## What you are asked to do
This task calls for printing every entry exactly.

[Web page and app entries]
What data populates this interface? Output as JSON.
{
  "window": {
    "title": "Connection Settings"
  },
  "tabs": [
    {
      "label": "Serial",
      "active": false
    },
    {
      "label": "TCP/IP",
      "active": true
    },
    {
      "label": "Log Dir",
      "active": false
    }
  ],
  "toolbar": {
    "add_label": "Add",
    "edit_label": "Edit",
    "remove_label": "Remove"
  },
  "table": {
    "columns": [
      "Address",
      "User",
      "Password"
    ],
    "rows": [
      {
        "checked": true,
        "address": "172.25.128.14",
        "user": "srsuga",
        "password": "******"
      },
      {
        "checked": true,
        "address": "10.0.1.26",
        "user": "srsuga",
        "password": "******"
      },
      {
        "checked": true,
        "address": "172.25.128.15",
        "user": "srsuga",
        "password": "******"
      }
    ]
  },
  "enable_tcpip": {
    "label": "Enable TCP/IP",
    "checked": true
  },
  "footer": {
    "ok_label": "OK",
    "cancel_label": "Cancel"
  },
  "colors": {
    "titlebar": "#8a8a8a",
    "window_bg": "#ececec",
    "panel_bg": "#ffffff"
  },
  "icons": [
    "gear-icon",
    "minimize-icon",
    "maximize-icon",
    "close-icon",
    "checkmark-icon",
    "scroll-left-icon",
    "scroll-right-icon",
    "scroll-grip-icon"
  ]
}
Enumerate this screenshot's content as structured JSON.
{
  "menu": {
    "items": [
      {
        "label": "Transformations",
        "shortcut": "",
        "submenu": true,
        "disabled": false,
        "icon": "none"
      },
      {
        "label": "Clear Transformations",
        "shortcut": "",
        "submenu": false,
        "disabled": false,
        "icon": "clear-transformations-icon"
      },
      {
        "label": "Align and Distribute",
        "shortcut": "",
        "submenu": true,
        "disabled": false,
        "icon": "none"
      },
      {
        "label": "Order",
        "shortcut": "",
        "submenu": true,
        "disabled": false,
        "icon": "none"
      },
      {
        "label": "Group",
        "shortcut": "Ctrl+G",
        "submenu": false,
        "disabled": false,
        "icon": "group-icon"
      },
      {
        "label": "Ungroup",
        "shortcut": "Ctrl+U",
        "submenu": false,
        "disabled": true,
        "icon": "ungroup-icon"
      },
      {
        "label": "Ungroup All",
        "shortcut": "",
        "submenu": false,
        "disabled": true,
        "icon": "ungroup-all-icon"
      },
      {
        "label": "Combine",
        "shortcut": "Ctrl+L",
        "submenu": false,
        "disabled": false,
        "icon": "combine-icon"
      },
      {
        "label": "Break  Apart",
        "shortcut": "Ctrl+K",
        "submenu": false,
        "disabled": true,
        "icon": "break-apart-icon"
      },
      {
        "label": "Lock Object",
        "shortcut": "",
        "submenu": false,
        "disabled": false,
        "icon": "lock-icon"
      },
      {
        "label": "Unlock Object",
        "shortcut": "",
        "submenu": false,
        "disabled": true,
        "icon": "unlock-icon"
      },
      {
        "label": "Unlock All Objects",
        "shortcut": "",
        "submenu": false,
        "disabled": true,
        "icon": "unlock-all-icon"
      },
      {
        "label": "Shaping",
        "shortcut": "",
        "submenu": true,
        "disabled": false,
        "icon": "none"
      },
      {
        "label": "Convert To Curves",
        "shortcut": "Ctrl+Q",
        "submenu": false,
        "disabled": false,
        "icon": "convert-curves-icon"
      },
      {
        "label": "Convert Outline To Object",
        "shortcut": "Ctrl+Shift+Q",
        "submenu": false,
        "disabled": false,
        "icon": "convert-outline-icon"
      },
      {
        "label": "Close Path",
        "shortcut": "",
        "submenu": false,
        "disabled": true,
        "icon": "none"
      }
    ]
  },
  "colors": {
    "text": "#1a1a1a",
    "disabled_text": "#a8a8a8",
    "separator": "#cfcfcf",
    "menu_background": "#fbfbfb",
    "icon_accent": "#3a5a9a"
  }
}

## Output
What data populates this interface? Output as JSON.
{
  "window": {
    "title": "Connection Settings"
  },
  "tabs": [
    {
      "label": "Serial",
      "active": false
    },
    {
      "label": "TCP/IP",
      "active": true
    },
    {
      "label": "Log Dir",
      "active": false
    }
  ],
  "toolbar": {
    "add_label": "Add",
    "edit_label": "Edit",
    "remove_label": "Remove"
  },
  "table": {
    "columns": [
      "Address",
      "User",
      "Password"
    ],
    "rows": [
      {
        "checked": true,
        "address": "172.25.128.14",
        "user": "srsuga",
        "password": "******"
      },
      {
        "checked": true,
        "address": "10.0.1.26",
        "user": "srsuga",
        "password": "******"
      },
      {
        "checked": true,
        "address": "172.25.128.15",
        "user": "srsuga",
        "password": "******"
      }
    ]
  },
  "enable_tcpip": {
    "label": "Enable TCP/IP",
    "checked": true
  },
  "footer": {
    "ok_label": "OK",
    "cancel_label": "Cancel"
  },
  "colors": {
    "titlebar": "#8a8a8a",
    "window_bg": "#ececec",
    "panel_bg": "#ffffff"
  },
  "icons": [
    "gear-icon",
    "minimize-icon",
    "maximize-icon",
    "close-icon",
    "checkmark-icon",
    "scroll-left-icon",
    "scroll-right-icon",
    "scroll-grip-icon"
  ]
}
Enumerate this screenshot's content as structured JSON.
{
  "menu": {
    "items": [
      {
        "label": "Transformations",
        "shortcut": "",
        "submenu": true,
        "disabled": false,
        "icon": "none"
      },
      {
        "label": "Clear Transformations",
        "shortcut": "",
        "submenu": false,
        "disabled": false,
        "icon": "clear-transformations-icon"
      },
      {
        "label": "Align and Distribute",
        "shortcut": "",
        "submenu": true,
        "disabled": false,
        "icon": "none"
      },
      {
        "label": "Order",
        "shortcut": "",
        "submenu": true,
        "disabled": false,
        "icon": "none"
      },
      {
        "label": "Group",
        "shortcut": "Ctrl+G",
        "submenu": false,
        "disabled": false,
        "icon": "group-icon"
      },
      {
        "label": "Ungroup",
        "shortcut": "Ctrl+U",
        "submenu": false,
        "disabled": true,
        "icon": "ungroup-icon"
      },
      {
        "label": "Ungroup All",
        "shortcut": "",
        "submenu": false,
        "disabled": true,
        "icon": "ungroup-all-icon"
      },
      {
        "label": "Combine",
        "shortcut": "Ctrl+L",
        "submenu": false,
        "disabled": false,
        "icon": "combine-icon"
      },
      {
        "label": "Break  Apart",
        "shortcut": "Ctrl+K",
        "submenu": false,
        "disabled": true,
        "icon": "break-apart-icon"
      },
      {
        "label": "Lock Object",
        "shortcut": "",
        "submenu": false,
        "disabled": false,
        "icon": "lock-icon"
      },
      {
        "label": "Unlock Object",
        "shortcut": "",
        "submenu": false,
        "disabled": true,
        "icon": "unlock-icon"
      },
      {
        "label": "Unlock All Objects",
        "shortcut": "",
        "submenu": false,
        "disabled": true,
        "icon": "unlock-all-icon"
      },
      {
        "label": "Shaping",
        "shortcut": "",
        "submenu": true,
        "disabled": false,
        "icon": "none"
      },
      {
        "label": "Convert To Curves",
        "shortcut": "Ctrl+Q",
        "submenu": false,
        "disabled": false,
        "icon": "convert-curves-icon"
      },
      {
        "label": "Convert Outline To Object",
        "shortcut": "Ctrl+Shift+Q",
        "submenu": false,
        "disabled": false,
        "icon": "convert-outline-icon"
      },
      {
        "label": "Close Path",
        "shortcut": "",
        "submenu": false,
        "disabled": true,
        "icon": "none"
      }
    ]
  },
  "colors": {
    "text": "#1a1a1a",
    "disabled_text": "#a8a8a8",
    "separator": "#cfcfcf",
    "menu_background": "#fbfbfb",
    "icon_accent": "#3a5a9a"
  }
}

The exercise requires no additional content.